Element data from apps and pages
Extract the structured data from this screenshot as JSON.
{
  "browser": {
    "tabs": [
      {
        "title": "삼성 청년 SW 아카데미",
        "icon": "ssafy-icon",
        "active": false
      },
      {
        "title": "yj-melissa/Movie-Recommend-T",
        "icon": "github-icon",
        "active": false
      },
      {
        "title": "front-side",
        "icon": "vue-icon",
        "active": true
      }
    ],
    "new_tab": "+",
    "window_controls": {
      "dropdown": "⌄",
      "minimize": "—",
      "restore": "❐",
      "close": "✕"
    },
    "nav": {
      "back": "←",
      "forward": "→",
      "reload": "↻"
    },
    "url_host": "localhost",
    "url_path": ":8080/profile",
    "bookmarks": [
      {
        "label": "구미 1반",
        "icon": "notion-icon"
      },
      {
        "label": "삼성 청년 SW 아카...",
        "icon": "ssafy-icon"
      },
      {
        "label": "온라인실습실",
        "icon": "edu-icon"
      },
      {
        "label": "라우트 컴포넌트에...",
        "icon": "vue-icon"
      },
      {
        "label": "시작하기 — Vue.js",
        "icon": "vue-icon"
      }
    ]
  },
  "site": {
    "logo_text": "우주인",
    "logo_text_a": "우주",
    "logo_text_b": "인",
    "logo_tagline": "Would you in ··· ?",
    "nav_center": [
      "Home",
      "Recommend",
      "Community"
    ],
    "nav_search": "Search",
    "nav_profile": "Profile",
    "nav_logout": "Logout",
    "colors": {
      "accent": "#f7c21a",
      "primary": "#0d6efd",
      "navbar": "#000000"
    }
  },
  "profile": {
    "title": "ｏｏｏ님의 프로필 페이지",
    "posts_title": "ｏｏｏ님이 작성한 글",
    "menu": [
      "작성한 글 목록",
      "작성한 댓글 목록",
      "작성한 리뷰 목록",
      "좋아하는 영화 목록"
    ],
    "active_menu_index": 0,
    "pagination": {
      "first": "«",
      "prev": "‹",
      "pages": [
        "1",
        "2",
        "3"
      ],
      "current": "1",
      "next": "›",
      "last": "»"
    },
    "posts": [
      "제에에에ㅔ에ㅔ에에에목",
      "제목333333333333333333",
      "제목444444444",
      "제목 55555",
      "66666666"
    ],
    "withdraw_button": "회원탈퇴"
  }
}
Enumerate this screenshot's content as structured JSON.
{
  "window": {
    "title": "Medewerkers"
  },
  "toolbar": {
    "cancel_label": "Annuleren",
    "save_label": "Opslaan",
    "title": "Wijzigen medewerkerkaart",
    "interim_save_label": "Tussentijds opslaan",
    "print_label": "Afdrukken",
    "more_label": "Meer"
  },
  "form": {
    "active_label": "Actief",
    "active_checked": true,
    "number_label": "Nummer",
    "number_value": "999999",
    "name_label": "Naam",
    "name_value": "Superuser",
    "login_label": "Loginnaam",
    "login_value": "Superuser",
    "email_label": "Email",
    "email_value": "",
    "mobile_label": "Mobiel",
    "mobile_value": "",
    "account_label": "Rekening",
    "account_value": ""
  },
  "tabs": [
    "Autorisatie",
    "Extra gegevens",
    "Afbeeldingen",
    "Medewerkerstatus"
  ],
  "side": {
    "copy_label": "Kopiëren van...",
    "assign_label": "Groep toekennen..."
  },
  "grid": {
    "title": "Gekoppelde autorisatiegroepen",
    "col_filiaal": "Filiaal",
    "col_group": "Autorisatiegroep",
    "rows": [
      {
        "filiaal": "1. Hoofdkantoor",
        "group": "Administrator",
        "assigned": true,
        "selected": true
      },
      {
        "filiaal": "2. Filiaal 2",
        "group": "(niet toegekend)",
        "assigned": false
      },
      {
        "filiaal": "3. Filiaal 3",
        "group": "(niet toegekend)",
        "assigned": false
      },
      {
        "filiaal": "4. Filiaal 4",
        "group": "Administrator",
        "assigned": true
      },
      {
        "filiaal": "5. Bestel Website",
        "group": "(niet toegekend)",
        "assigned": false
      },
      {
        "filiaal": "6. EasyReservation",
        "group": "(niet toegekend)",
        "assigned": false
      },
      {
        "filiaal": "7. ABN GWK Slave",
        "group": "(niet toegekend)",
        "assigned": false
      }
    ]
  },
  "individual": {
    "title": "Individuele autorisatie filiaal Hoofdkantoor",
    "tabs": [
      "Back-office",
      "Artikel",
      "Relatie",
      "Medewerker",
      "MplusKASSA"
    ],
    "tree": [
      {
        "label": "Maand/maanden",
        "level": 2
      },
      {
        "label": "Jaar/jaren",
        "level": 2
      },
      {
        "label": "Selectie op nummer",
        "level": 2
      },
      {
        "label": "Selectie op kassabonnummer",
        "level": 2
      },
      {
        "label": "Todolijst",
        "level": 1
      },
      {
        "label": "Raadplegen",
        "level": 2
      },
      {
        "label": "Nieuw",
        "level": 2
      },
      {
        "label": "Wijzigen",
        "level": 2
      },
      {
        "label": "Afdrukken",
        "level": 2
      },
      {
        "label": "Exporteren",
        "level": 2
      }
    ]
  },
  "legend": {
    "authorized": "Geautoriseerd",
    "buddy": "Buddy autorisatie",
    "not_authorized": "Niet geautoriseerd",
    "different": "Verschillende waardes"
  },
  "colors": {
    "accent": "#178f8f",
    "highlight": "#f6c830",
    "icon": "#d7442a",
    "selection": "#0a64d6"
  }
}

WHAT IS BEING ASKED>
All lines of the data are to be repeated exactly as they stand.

ANSWER FOR THIS EXERCISE>
Extract the structured data from this screenshot as JSON.
{
  "browser": {
    "tabs": [
      {
        "title": "삼성 청년 SW 아카데미",
        "icon": "ssafy-icon",
        "active": false
      },
      {
        "title": "yj-melissa/Movie-Recommend-T",
        "icon": "github-icon",
        "active": false
      },
      {
        "title": "front-side",
        "icon": "vue-icon",
        "active": true
      }
    ],
    "new_tab": "+",
    "window_controls": {
      "dropdown": "⌄",
      "minimize": "—",
      "restore": "❐",
      "close": "✕"
    },
    "nav": {
      "back": "←",
      "forward": "→",
      "reload": "↻"
    },
    "url_host": "localhost",
    "url_path": ":8080/profile",
    "bookmarks": [
      {
        "label": "구미 1반",
        "icon": "notion-icon"
      },
      {
        "label": "삼성 청년 SW 아카...",
        "icon": "ssafy-icon"
      },
      {
        "label": "온라인실습실",
        "icon": "edu-icon"
      },
      {
        "label": "라우트 컴포넌트에...",
        "icon": "vue-icon"
      },
      {
        "label": "시작하기 — Vue.js",
        "icon": "vue-icon"
      }
    ]
  },
  "site": {
    "logo_text": "우주인",
    "logo_text_a": "우주",
    "logo_text_b": "인",
    "logo_tagline": "Would you in ··· ?",
    "nav_center": [
      "Home",
      "Recommend",
      "Community"
    ],
    "nav_search": "Search",
    "nav_profile": "Profile",
    "nav_logout": "Logout",
    "colors": {
      "accent": "#f7c21a",
      "primary": "#0d6efd",
      "navbar": "#000000"
    }
  },
  "profile": {
    "title": "ｏｏｏ님의 프로필 페이지",
    "posts_title": "ｏｏｏ님이 작성한 글",
    "menu": [
      "작성한 글 목록",
      "작성한 댓글 목록",
      "작성한 리뷰 목록",
      "좋아하는 영화 목록"
    ],
    "active_menu_index": 0,
    "pagination": {
      "first": "«",
      "prev": "‹",
      "pages": [
        "1",
        "2",
        "3"
      ],
      "current": "1",
      "next": "›",
      "last": "»"
    },
    "posts": [
      "제에에에ㅔ에ㅔ에에에목",
      "제목333333333333333333",
      "제목444444444",
      "제목 55555",
      "66666666"
    ],
    "withdraw_button": "회원탈퇴"
  }
}
Enumerate this screenshot's content as structured JSON.
{
  "window": {
    "title": "Medewerkers"
  },
  "toolbar": {
    "cancel_label": "Annuleren",
    "save_label": "Opslaan",
    "title": "Wijzigen medewerkerkaart",
    "interim_save_label": "Tussentijds opslaan",
    "print_label": "Afdrukken",
    "more_label": "Meer"
  },
  "form": {
    "active_label": "Actief",
    "active_checked": true,
    "number_label": "Nummer",
    "number_value": "999999",
    "name_label": "Naam",
    "name_value": "Superuser",
    "login_label": "Loginnaam",
    "login_value": "Superuser",
    "email_label": "Email",
    "email_value": "",
    "mobile_label": "Mobiel",
    "mobile_value": "",
    "account_label": "Rekening",
    "account_value": ""
  },
  "tabs": [
    "Autorisatie",
    "Extra gegevens",
    "Afbeeldingen",
    "Medewerkerstatus"
  ],
  "side": {
    "copy_label": "Kopiëren van...",
    "assign_label": "Groep toekennen..."
  },
  "grid": {
    "title": "Gekoppelde autorisatiegroepen",
    "col_filiaal": "Filiaal",
    "col_group": "Autorisatiegroep",
    "rows": [
      {
        "filiaal": "1. Hoofdkantoor",
        "group": "Administrator",
        "assigned": true,
        "selected": true
      },
      {
        "filiaal": "2. Filiaal 2",
        "group": "(niet toegekend)",
        "assigned": false
      },
      {
        "filiaal": "3. Filiaal 3",
        "group": "(niet toegekend)",
        "assigned": false
      },
      {
        "filiaal": "4. Filiaal 4",
        "group": "Administrator",
        "assigned": true
      },
      {
        "filiaal": "5. Bestel Website",
        "group": "(niet toegekend)",
        "assigned": false
      },
      {
        "filiaal": "6. EasyReservation",
        "group": "(niet toegekend)",
        "assigned": false
      },
      {
        "filiaal": "7. ABN GWK Slave",
        "group": "(niet toegekend)",
        "assigned": false
      }
    ]
  },
  "individual": {
    "title": "Individuele autorisatie filiaal Hoofdkantoor",
    "tabs": [
      "Back-office",
      "Artikel",
      "Relatie",
      "Medewerker",
      "MplusKASSA"
    ],
    "tree": [
      {
        "label": "Maand/maanden",
        "level": 2
      },
      {
        "label": "Jaar/jaren",
        "level": 2
      },
      {
        "label": "Selectie op nummer",
        "level": 2
      },
      {
        "label": "Selectie op kassabonnummer",
        "level": 2
      },
      {
        "label": "Todolijst",
        "level": 1
      },
      {
        "label": "Raadplegen",
        "level": 2
      },
      {
        "label": "Nieuw",
        "level": 2
      },
      {
        "label": "Wijzigen",
        "level": 2
      },
      {
        "label": "Afdrukken",
        "level": 2
      },
      {
        "label": "Exporteren",
        "level": 2
      }
    ]
  },
  "legend": {
    "authorized": "Geautoriseerd",
    "buddy": "Buddy autorisatie",
    "not_authorized": "Niet geautoriseerd",
    "different": "Verschillende waardes"
  },
  "colors": {
    "accent": "#178f8f",
    "highlight": "#f6c830",
    "icon": "#d7442a",
    "selection": "#0a64d6"
  }
}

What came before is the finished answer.